The affair follows the release on Nov. 2 of Prime Minister Carlo Azeglio Ciampi's proposed secret service reform plan. It would abolish Sisde and Sismi, its foreign intelligence counterpart, and would have their successors report directly to the prime minister. Mr. Ciampi is asking Parliament to make his proposal law.
The latest charges came Wednesday as part of an investigation into Sisde activities. According to former Sisde chief Antonio Galati, four Christian Democratic interior ministers from 1982 to 1992 were secretly paid 100 million lira (about $61,000) a month by Sisde. The purpose of the payments was not explained.

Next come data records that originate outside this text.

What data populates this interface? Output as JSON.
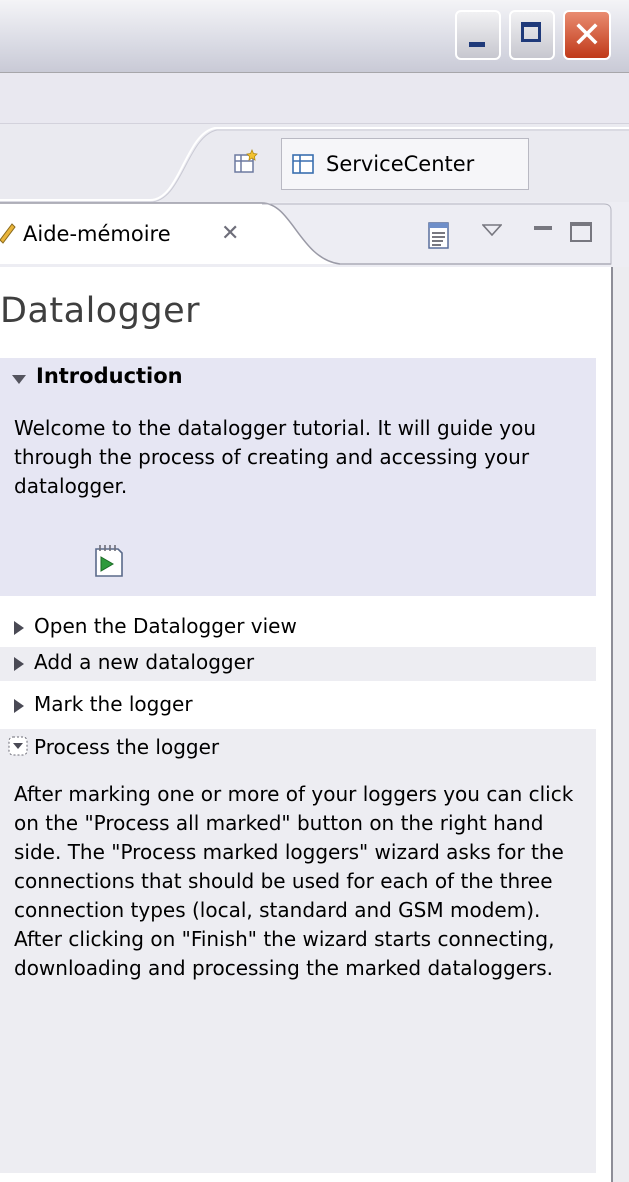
{
  "window": {
    "controls": [
      "minimize-button",
      "maximize-button",
      "close-button"
    ],
    "close_glyph": "✕"
  },
  "perspective": {
    "active": "ServiceCenter"
  },
  "view": {
    "tab_label": "Aide-mémoire",
    "tab_close_glyph": "✕"
  },
  "cheatsheet": {
    "title": "Datalogger",
    "intro": {
      "title": "Introduction",
      "text": "Welcome to the datalogger tutorial. It will guide you through the process of creating and accessing your datalogger."
    },
    "steps": [
      {
        "label": "Open the Datalogger view"
      },
      {
        "label": "Add a new datalogger"
      },
      {
        "label": "Mark the logger"
      }
    ],
    "expanded_step": {
      "title": "Process the logger",
      "text": "After marking one or more of your loggers you can click on the \"Process all marked\" button on the right hand side. The \"Process marked loggers\" wizard asks for the connections that should be used for each of the three connection types (local, standard and GSM modem). After clicking on \"Finish\" the wizard starts connecting, downloading and processing the marked dataloggers."
    }
  }
}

The four ministers - Scalfaro, Antonio Gava, Vincenzo Scotti, and incumbent Nicola Mancino - all deny the charges. The fifth interior minister of the era, Amintore Fanfani, also a Christian Democrat, declined the payments, Mr. Galati said.
AFTER the testimony became public, Achille Occhetto, leader of the Democratic Party of the Left, called on Scalfaro to set a date for early elections.
Diego Novelli, the head of the parliamentary deputies of the Rete, a small anti-Mafia party, also wants early elections. He counts about 300 parliamentarians as under judicial scrutiny. ``The air here in Parliament is unbreathable.... Let's send those people who are under investigation home and then we'll see what happens later,'' Mr. Novelli says. ``The electorate is sovereign.''
Mr. Buttiglione dissents, saying that the result would be a Parliament dominated by ideological enemies: the Christian Democrats, the Democratic Party of the Left, and the Northern League. ``Better to wait a few months and then to elect a Parliament that can govern,'' he says.
In any case, Scalfaro cannot set the date for new elections until the creation of a new electoral college is completed. This change was required following parliamentary approval of a British-style electoral system, overwhelmingly sought by Italian voters in a referendum earlier this year. The president is expected to name a date in April 1994 for the vote.
In addition to the charge that he received the monthly payments, Scalfaro also stands accused of holding a meeting in 1992 with Mr. Mancino and ex-Sisde directors Riccardo Malpica and Angelo Finocchiaro to develop a plausible excuse for shelving a developing judicial investigation into Sisde's secret funds. Galati claims to have receipts for the payments.
To Buttiglione, this latter claim is not credible.
``Did you ever see a James Bond movie?'' he asks.
Often Bond would be required to make a payment to someone in exchange for information, he says dryly, ``but I don't ever recall seeing this fellow sign a receipt.''